IS THE KEY!!!!!!!!!!!!! With practice this process will fly by, and you will
be able to get good results. Attention to detail to the key!!! No need
for Paralysis by Annalise!!!

Harley Dave Bowles:cool:

02-15-2008, 10:11 PM

Are you sayin you're rolling the hot case on the dry side of the foil? Hmm, pretty cool. Does the foil sweat after a while and give you just a little bit of moisture to help move the heat? Or is that not really needed?

I roll mine on a sponge that sits in a saucer with a puddle of water around it and I keep the necks so they are over the edge of the sponge, that way no water spatters in as it sizzles. For the annealing I've built a programmable gizmo that's controlled by a microprocessor for doing mine so I guess yes, I qualify for the parallasis by analysis award!

J. Pendergraft
02-15-2008, 10:29 PM
If you want a fair amount of neck tension then you definitely can ruin cases by overheating. Overheating will make the brass dead soft and you will not be able to obtain much neck tension regardless of what size neck bushing you use during sizing. I have known too many folks that have been there and done that and then wonder why they can't get any neck tension even when using bushings .005-.006" under finished loaded round neck diameter. If you don't want much neck tension then have at it. I don't think you will ever have to anneal again. It's my understanding once you get it too hot and dead soft it will not get hard again no matter how much you work it.

02-15-2008, 11:00 PM

I don't understand how so many guys so far in this thread, are of this opinion about the brass never getting hard again after overheating. I've never seen that happen. In fact, I'd almost say that the times where I've gotten the brass the hottest, you know, where the brass was so hot it began to scale. When I did that, yes, it was really soft at first, but I thought it hardened up faster than it did with what I'm going to call a proper annealing temp, which is still higher than some folks here advocate. It hardened so fast in fact that I would have to change my case prep sequence from, anneal, resize, expand, load to resize, anneal, expand, load. If I did the resize / expand after the anneal, I had more neck tension than I wanted.

As I sit here and think of why my situation might be different, it's probably because I run more neck clearance than anybody I know. I work the brass about a mile all the time and perhaps that has something to do with it. Years ago I did some tests on brass and learned a lot about what to expect with various methods of annealing.

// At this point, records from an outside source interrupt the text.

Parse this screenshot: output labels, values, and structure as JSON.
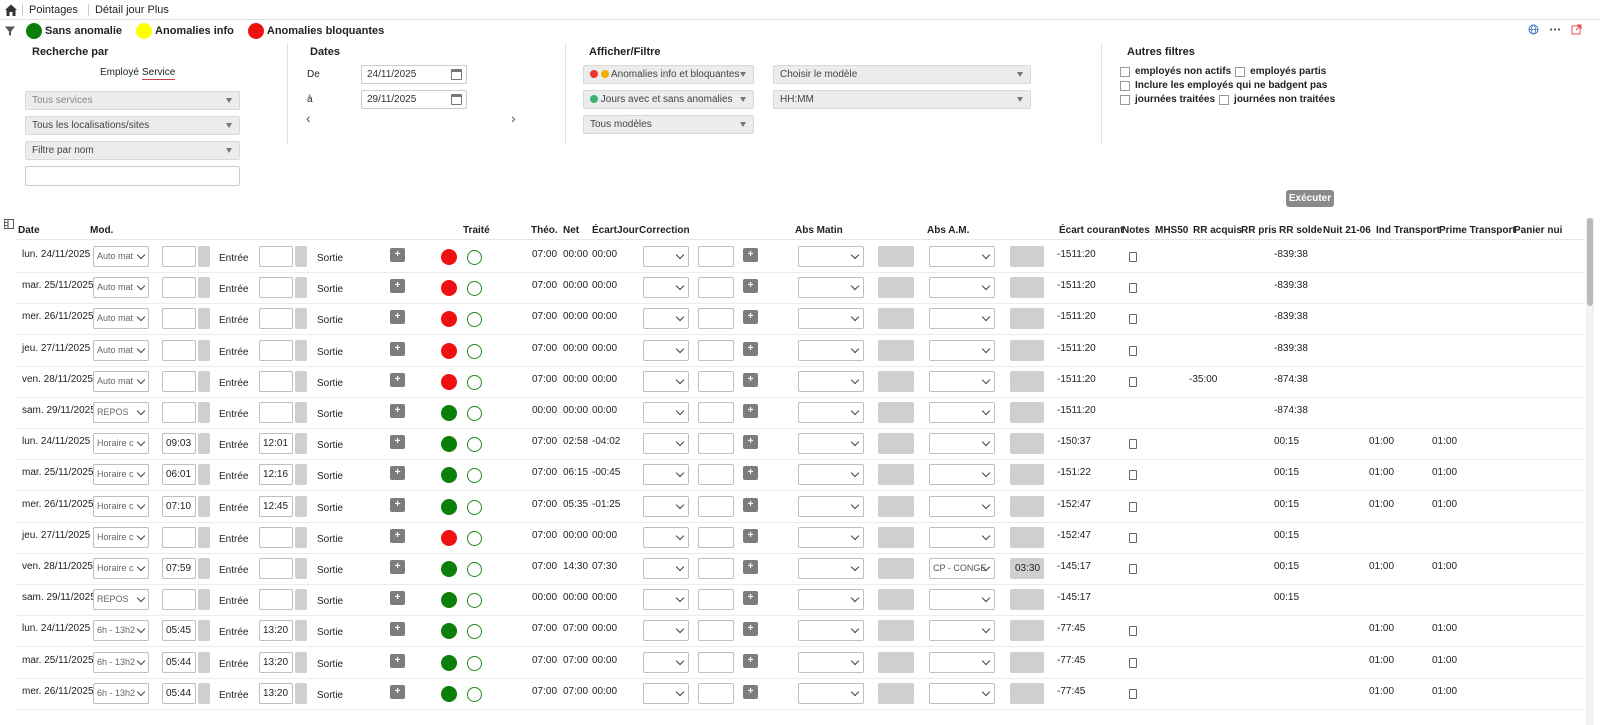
{
  "breadcrumb": [
    "Pointages",
    "Détail jour Plus"
  ],
  "legend": [
    {
      "label": "Sans anomalie",
      "color": "#0a7f0a"
    },
    {
      "label": "Anomalies info",
      "color": "#ffff00"
    },
    {
      "label": "Anomalies bloquantes",
      "color": "#ee1111"
    }
  ],
  "recherche": {
    "title": "Recherche par",
    "toggle_employee": "Employé",
    "toggle_service": "Service",
    "services": "Tous services",
    "locations": "Tous les localisations/sites",
    "name_filter": "Filtre par nom"
  },
  "dates": {
    "title": "Dates",
    "from_label": "De",
    "from_value": "24/11/2025",
    "to_label": "à",
    "to_value": "29/11/2025",
    "prev": "‹",
    "next": "›"
  },
  "afficher": {
    "title": "Afficher/Filtre",
    "anomalies": "Anomalies info et bloquantes",
    "jours": "Jours avec et sans anomalies",
    "modeles": "Tous modèles",
    "choose_model": "Choisir le modèle",
    "format": "HH:MM"
  },
  "autres": {
    "title": "Autres filtres",
    "c1": "employés non actifs",
    "c2": "employés partis",
    "c3": "Inclure les employés qui ne badgent pas",
    "c4": "journées traitées",
    "c5": "journées non traitées"
  },
  "execute_label": "Exécuter",
  "columns": [
    "Date",
    "Mod.",
    "Traité",
    "Théo.",
    "Net",
    "ÉcartJour",
    "Correction",
    "Abs Matin",
    "Abs A.M.",
    "Écart courant",
    "Notes",
    "MHS50",
    "RR acquis",
    "RR pris",
    "RR solde",
    "Nuit 21-06",
    "Ind Transport",
    "Prime Transport",
    "Panier nui"
  ],
  "entree_label": "Entrée",
  "sortie_label": "Sortie",
  "plus_label": "+",
  "rows": [
    {
      "date": "lun. 24/11/2025",
      "mod": "Auto mat",
      "in": "",
      "out": "",
      "status": "red",
      "theo": "07:00",
      "net": "00:00",
      "ecart": "00:00",
      "absam": "",
      "absam_val": "",
      "courant": "-1511:20",
      "note": true,
      "rracq": "",
      "rrsolde": "-839:38",
      "ind": "",
      "prime": ""
    },
    {
      "date": "mar. 25/11/2025",
      "mod": "Auto mat",
      "in": "",
      "out": "",
      "status": "red",
      "theo": "07:00",
      "net": "00:00",
      "ecart": "00:00",
      "absam": "",
      "absam_val": "",
      "courant": "-1511:20",
      "note": true,
      "rracq": "",
      "rrsolde": "-839:38",
      "ind": "",
      "prime": ""
    },
    {
      "date": "mer. 26/11/2025",
      "mod": "Auto mat",
      "in": "",
      "out": "",
      "status": "red",
      "theo": "07:00",
      "net": "00:00",
      "ecart": "00:00",
      "absam": "",
      "absam_val": "",
      "courant": "-1511:20",
      "note": true,
      "rracq": "",
      "rrsolde": "-839:38",
      "ind": "",
      "prime": ""
    },
    {
      "date": "jeu. 27/11/2025",
      "mod": "Auto mat",
      "in": "",
      "out": "",
      "status": "red",
      "theo": "07:00",
      "net": "00:00",
      "ecart": "00:00",
      "absam": "",
      "absam_val": "",
      "courant": "-1511:20",
      "note": true,
      "rracq": "",
      "rrsolde": "-839:38",
      "ind": "",
      "prime": ""
    },
    {
      "date": "ven. 28/11/2025",
      "mod": "Auto mat",
      "in": "",
      "out": "",
      "status": "red",
      "theo": "07:00",
      "net": "00:00",
      "ecart": "00:00",
      "absam": "",
      "absam_val": "",
      "courant": "-1511:20",
      "note": true,
      "rracq": "-35:00",
      "rrsolde": "-874:38",
      "ind": "",
      "prime": ""
    },
    {
      "date": "sam. 29/11/2025",
      "mod": "REPOS",
      "in": "",
      "out": "",
      "status": "green",
      "theo": "00:00",
      "net": "00:00",
      "ecart": "00:00",
      "absam": "",
      "absam_val": "",
      "courant": "-1511:20",
      "note": false,
      "rracq": "",
      "rrsolde": "-874:38",
      "ind": "",
      "prime": ""
    },
    {
      "date": "lun. 24/11/2025",
      "mod": "Horaire c",
      "in": "09:03",
      "out": "12:01",
      "status": "green",
      "theo": "07:00",
      "net": "02:58",
      "ecart": "-04:02",
      "absam": "",
      "absam_val": "",
      "courant": "-150:37",
      "note": true,
      "rracq": "",
      "rrsolde": "00:15",
      "ind": "01:00",
      "prime": "01:00"
    },
    {
      "date": "mar. 25/11/2025",
      "mod": "Horaire c",
      "in": "06:01",
      "out": "12:16",
      "status": "green",
      "theo": "07:00",
      "net": "06:15",
      "ecart": "-00:45",
      "absam": "",
      "absam_val": "",
      "courant": "-151:22",
      "note": true,
      "rracq": "",
      "rrsolde": "00:15",
      "ind": "01:00",
      "prime": "01:00"
    },
    {
      "date": "mer. 26/11/2025",
      "mod": "Horaire c",
      "in": "07:10",
      "out": "12:45",
      "status": "green",
      "theo": "07:00",
      "net": "05:35",
      "ecart": "-01:25",
      "absam": "",
      "absam_val": "",
      "courant": "-152:47",
      "note": true,
      "rracq": "",
      "rrsolde": "00:15",
      "ind": "01:00",
      "prime": "01:00"
    },
    {
      "date": "jeu. 27/11/2025",
      "mod": "Horaire c",
      "in": "",
      "out": "",
      "status": "red",
      "theo": "07:00",
      "net": "00:00",
      "ecart": "00:00",
      "absam": "",
      "absam_val": "",
      "courant": "-152:47",
      "note": true,
      "rracq": "",
      "rrsolde": "00:15",
      "ind": "",
      "prime": ""
    },
    {
      "date": "ven. 28/11/2025",
      "mod": "Horaire c",
      "in": "07:59",
      "out": "",
      "status": "green",
      "theo": "07:00",
      "net": "14:30",
      "ecart": "07:30",
      "absam": "CP - CONGE",
      "absam_val": "03:30",
      "courant": "-145:17",
      "note": true,
      "rracq": "",
      "rrsolde": "00:15",
      "ind": "01:00",
      "prime": "01:00"
    },
    {
      "date": "sam. 29/11/2025",
      "mod": "REPOS",
      "in": "",
      "out": "",
      "status": "green",
      "theo": "00:00",
      "net": "00:00",
      "ecart": "00:00",
      "absam": "",
      "absam_val": "",
      "courant": "-145:17",
      "note": false,
      "rracq": "",
      "rrsolde": "00:15",
      "ind": "",
      "prime": ""
    },
    {
      "date": "lun. 24/11/2025",
      "mod": "6h - 13h2",
      "in": "05:45",
      "out": "13:20",
      "status": "green",
      "theo": "07:00",
      "net": "07:00",
      "ecart": "00:00",
      "absam": "",
      "absam_val": "",
      "courant": "-77:45",
      "note": true,
      "rracq": "",
      "rrsolde": "",
      "ind": "01:00",
      "prime": "01:00"
    },
    {
      "date": "mar. 25/11/2025",
      "mod": "6h - 13h2",
      "in": "05:44",
      "out": "13:20",
      "status": "green",
      "theo": "07:00",
      "net": "07:00",
      "ecart": "00:00",
      "absam": "",
      "absam_val": "",
      "courant": "-77:45",
      "note": true,
      "rracq": "",
      "rrsolde": "",
      "ind": "01:00",
      "prime": "01:00"
    },
    {
      "date": "mer. 26/11/2025",
      "mod": "6h - 13h2",
      "in": "05:44",
      "out": "13:20",
      "status": "green",
      "theo": "07:00",
      "net": "07:00",
      "ecart": "00:00",
      "absam": "",
      "absam_val": "",
      "courant": "-77:45",
      "note": true,
      "rracq": "",
      "rrsolde": "",
      "ind": "01:00",
      "prime": "01:00"
    }
  ]
}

But I never saw this. Boy, if I can get these necks so soft that they never get hard again, I might be get'n my cut'n torch out this weekend. Especially if I could convince the shoulders to stay that way. :D

02-16-2008, 05:54 AM
amen 4 mesh

02-16-2008, 05:55 AM
I wish my brass would stay soft at the neck and shoulder forever!!!!!!!!!!

02-19-2008, 05:57 PM
In the Honaday annealing kit you have paste that melts at 475 applied .25 down on the body. They think that is about right to get the neck annealed and I hope that they tested it before putting it on the market.